(TNS) — The Maine Department of Transportation is bracing for a massive drop in revenues from fuel tax and motor vehicle fees that fund a large share of the state’s road repair budget as both residents and tourists stay home and buy less gas during the coronavirus pandemic.
The department is preparing for a revenue drop of $125 million, or 24 percent, over the next 18 months for the state’s Highway Fund, which is derived largely from per-gallon fuel sales and motor vehicles fees. That loss comes at a time when Maine’s $675 million annual highway budget is already roughly $232 million lower than it should be to meet the backlog of maintenance, repair and replacement projects, according to Maine DOT.

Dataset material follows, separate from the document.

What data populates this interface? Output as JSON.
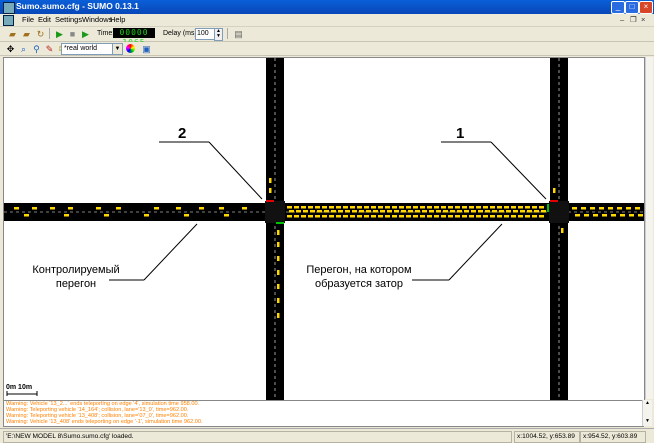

The impact also will ripple through the municipal budgets in Maine cities and towns, where officials are being warned that the amount of Highway Fund money they receive for local road maintenance will be significantly reduced. That funding is one of many revenue sources expected to decline as local officials try to set annual budgets for the fiscal year beginning July 1.
The state transportation department is “bracing” for a $74 million, of 40 percent, drop in revenue in the next six months, said spokesman Paul Merrill. The projected revenue drop of $125 million over the next 18 months represents a 24 percent decline and includes the $74 million decrease anticipated over the next six months.
“We were already in dire straits with funding,” Merrill said. “Things were not good and COVID is making things worse.”
The department received $17 million from the Federal Transit Authority, which provides financial assistance to local public transportation systems, but that money cannot be used to cover revenue shortfalls, Merrill said. Of that money, $2 million went to the Maine State Ferry Service and the rest is earmarked for transit.
The state received $1.25 billion from the federal CARES Act, but none of that money can be used for the state highway fund. Commissioner Bruce Van Note is working with Maine’s congressional delegation to see if there is any flexibility, Merrill said.
“The analogy that gets thrown around the office is it’s like your roof caves in and you get a pot of money, but you can only use it to put an addition on the house and not replace the roof,” Merrill said.
The revenue loss means there will also be a drop in payments to local municipalities from the Local Road Assistance Program, which is used to pay for capital improvements to local roads.
Each year, 9 percent of the state Highway Fund goes to the Local Road Assistance Program, which is distributed to each municipality based on how many miles of roads it maintains. After the Legislature determines the highway budget, towns and cities are notified by July each year what their LRAP allocation will total.
The department recently issued a notice of a possible reduction in funds for the Local Road Assistance Program, which is usually received by towns in late November. The Maine Municipal Association warned its members that the impacts to LRAP will not be known until after many municipal budget adoption deadlines.
“The state fuel tax, which provides the bulk of the revenue for transportation purposes, was already inadequate to meet MEDOT projected needs due to lower receipts caused by increasing vehicle fuel efficiency,” the Maine Municipal Association said in a notice to its members. “The COVID-19 health emergency has brought fuel tax revenue collections to a near halt, and with tourism season in question, there are likely to be re-adjustments to final allocations.”
For fiscal year 2021, the Local Road Assistance Program was set to receive more than $21.3 million, down 1.4 percent from the previous year. The department expects to know how big of a hit the program will take after state forecasts for revenue losses are released, possibly in July, said Peter Coughlin, a Maine DOT engineer.
“What this is going to have for an impact, we simply don’t yet know,” he said.
Many southern Maine towns and cities receive $200,000 or more from LRAP annually. In fiscal year 2020, Biddeford received about $202,000, South Portland took in $270,000 and Scarborough received $331,000. Portland received more than $522,000.
James Bennett, the city manager in Biddeford, said local roads are one of several revenue streams municipalities are looking at as they anticipate revenue losses that will impact spending and potentially property taxes. For many communities, the largest source of revenue that could take a hit is municipal revenue sharing, a share of state sales and income tax revenue that goes to communities and fluctuates with the economy. Revenue from excise taxes is also likely to be down, he said.
“There are only two choices for communities when that happens: Either you don’t spend the money on a project or you raise property taxes to make up for it,” Bennett said. “Where people are right now, particularly given everything that’s going on, I think there’s going to be a real reluctance to do much, if any, increase in property taxes. I think most municipal officials will try to do everything they can to minimize or eliminate additional financial pressure on taxpayers.”
©2020 the Portland Press Herald (Portland, Maine) Distributed by Tribune Content Agency, LLC.